The issue isn’t whether we’re constructing a narrative in the attempt to make sense of our experience, but whether we’re aware of that narrative and the associated emotional material that has been lost and found along the way. We come to imagine ourselves, others, and the world by way of the relational field and at times are called to the holy art of re-imagination.
Often it requires an attuned other to help us access and articulate disowned experience, including those thoughts, feelings, and bodily material that have become dissociated and left behind in the shadowlands of the unconscious. Whether this is an actual or imaginary other – an animal, a god, a moon, or the earth – to be witnessed is sacred and can illuminate the darkness.
The main point is not in what form the “other” comes but whether they are genuinely interested in hearing about our experience, what we are feeling and thinking and what is most important to us. What keeps us up at night, lights our heart on fire, scares and inspires us, how we are making sense of holiness, chaos, and confusion.
There are parts inside us, inner figures that can play the role of witnessing but we must look for them and approach them with an open, humble heart. They await dialogue and long to know us and provide the scaffolding for reorganization, which is weaved of particles of love.
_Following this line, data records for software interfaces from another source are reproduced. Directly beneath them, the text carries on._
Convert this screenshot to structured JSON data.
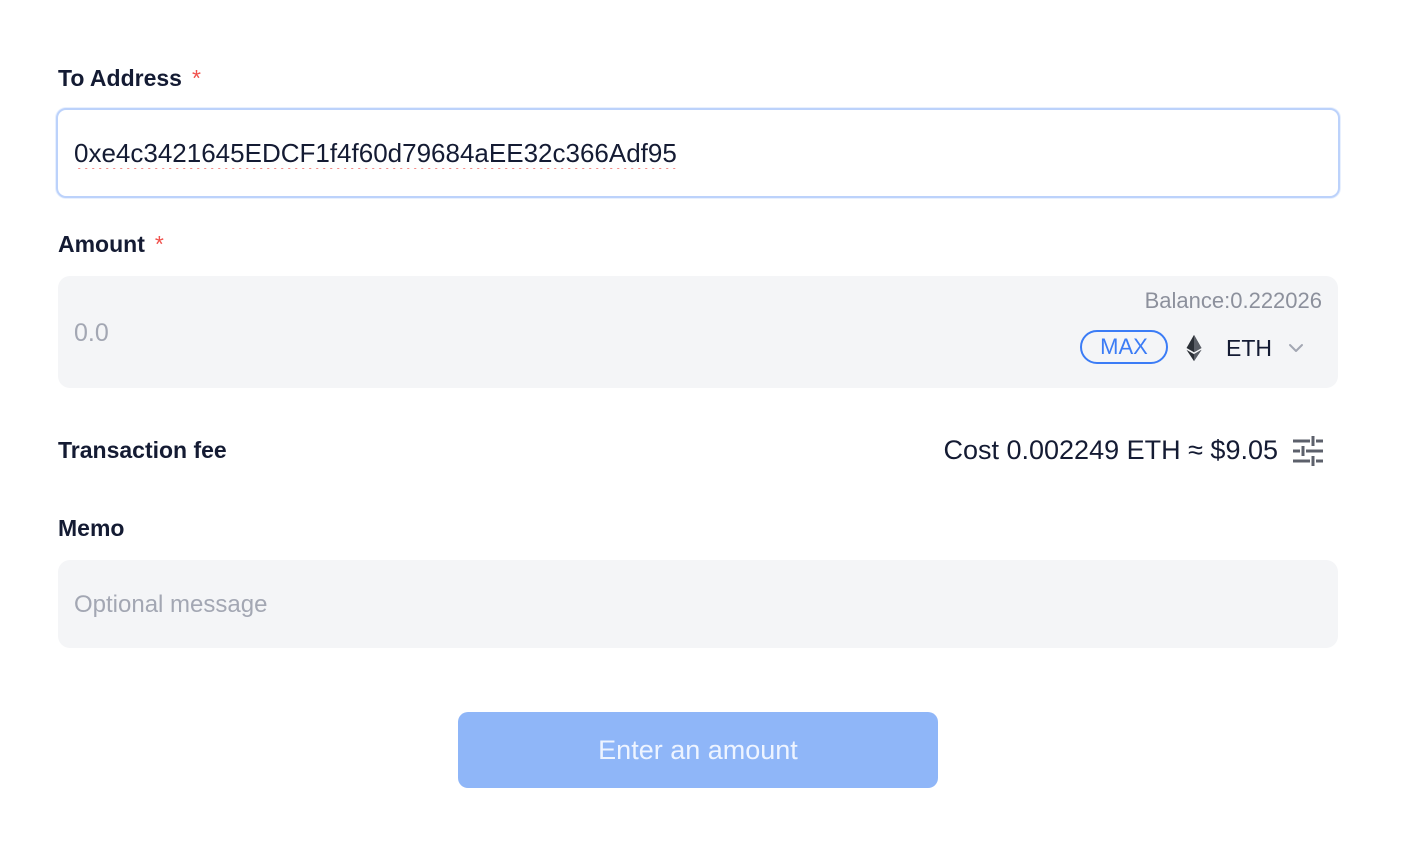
{
  "to_address": {
    "label": "To Address",
    "required_mark": "*",
    "value": "0xe4c3421645EDCF1f4f60d79684aEE32c366Adf95"
  },
  "amount": {
    "label": "Amount",
    "required_mark": "*",
    "placeholder": "0.0",
    "balance": "Balance:0.222026",
    "max_label": "MAX",
    "token": {
      "symbol": "ETH",
      "icon": "ethereum-icon"
    }
  },
  "fee": {
    "label": "Transaction fee",
    "cost": "Cost 0.002249 ETH ≈ $9.05",
    "settings_icon": "sliders-icon"
  },
  "memo": {
    "label": "Memo",
    "placeholder": "Optional message"
  },
  "submit": {
    "label": "Enter an amount",
    "state": "disabled"
  },
  "colors": {
    "accent": "#3b7cf6",
    "required": "#f0524d",
    "button_disabled": "#8fb6f8",
    "input_bg": "#f4f5f7",
    "focus_border": "#bcd2fb"
  }
}
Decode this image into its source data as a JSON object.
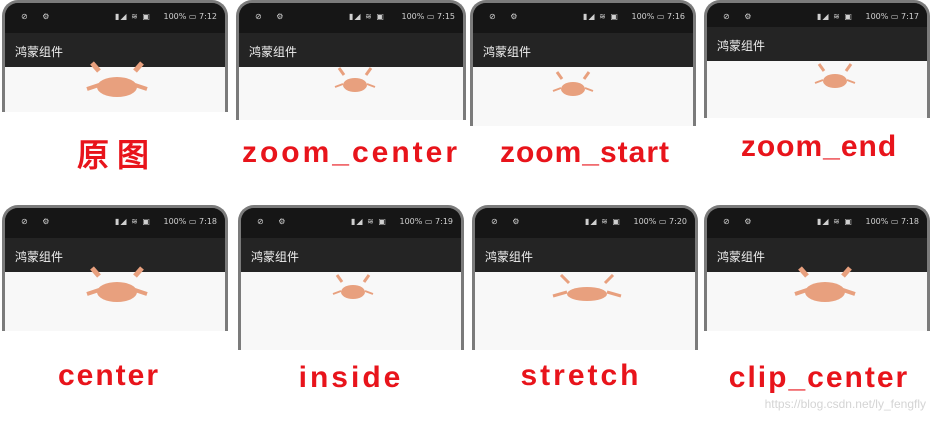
{
  "panels": [
    {
      "title": "鸿蒙组件",
      "time": "7:12",
      "battery": "100%",
      "caption": "原图"
    },
    {
      "title": "鸿蒙组件",
      "time": "7:15",
      "battery": "100%",
      "caption": "zoom_center"
    },
    {
      "title": "鸿蒙组件",
      "time": "7:16",
      "battery": "100%",
      "caption": "zoom_start"
    },
    {
      "title": "鸿蒙组件",
      "time": "7:17",
      "battery": "100%",
      "caption": "zoom_end"
    },
    {
      "title": "鸿蒙组件",
      "time": "7:18",
      "battery": "100%",
      "caption": "center"
    },
    {
      "title": "鸿蒙组件",
      "time": "7:19",
      "battery": "100%",
      "caption": "inside"
    },
    {
      "title": "鸿蒙组件",
      "time": "7:20",
      "battery": "100%",
      "caption": "stretch"
    },
    {
      "title": "鸿蒙组件",
      "time": "7:18",
      "battery": "100%",
      "caption": "clip_center"
    }
  ],
  "watermark": "https://blog.csdn.net/ly_fengfly",
  "colors": {
    "caption": "#e8141b",
    "appbar": "#242424",
    "content": "#f8f8f8"
  }
}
Once we become aware of the ways we have come to organize our experience – with as much subtlety and depth as possible – we can then explore whether we would like to tell a different story, dream a different dream, imagine a different world – one that is healthier, more integrated, and more flexible, oriented not in the “there and then” but in the unfolding here and now.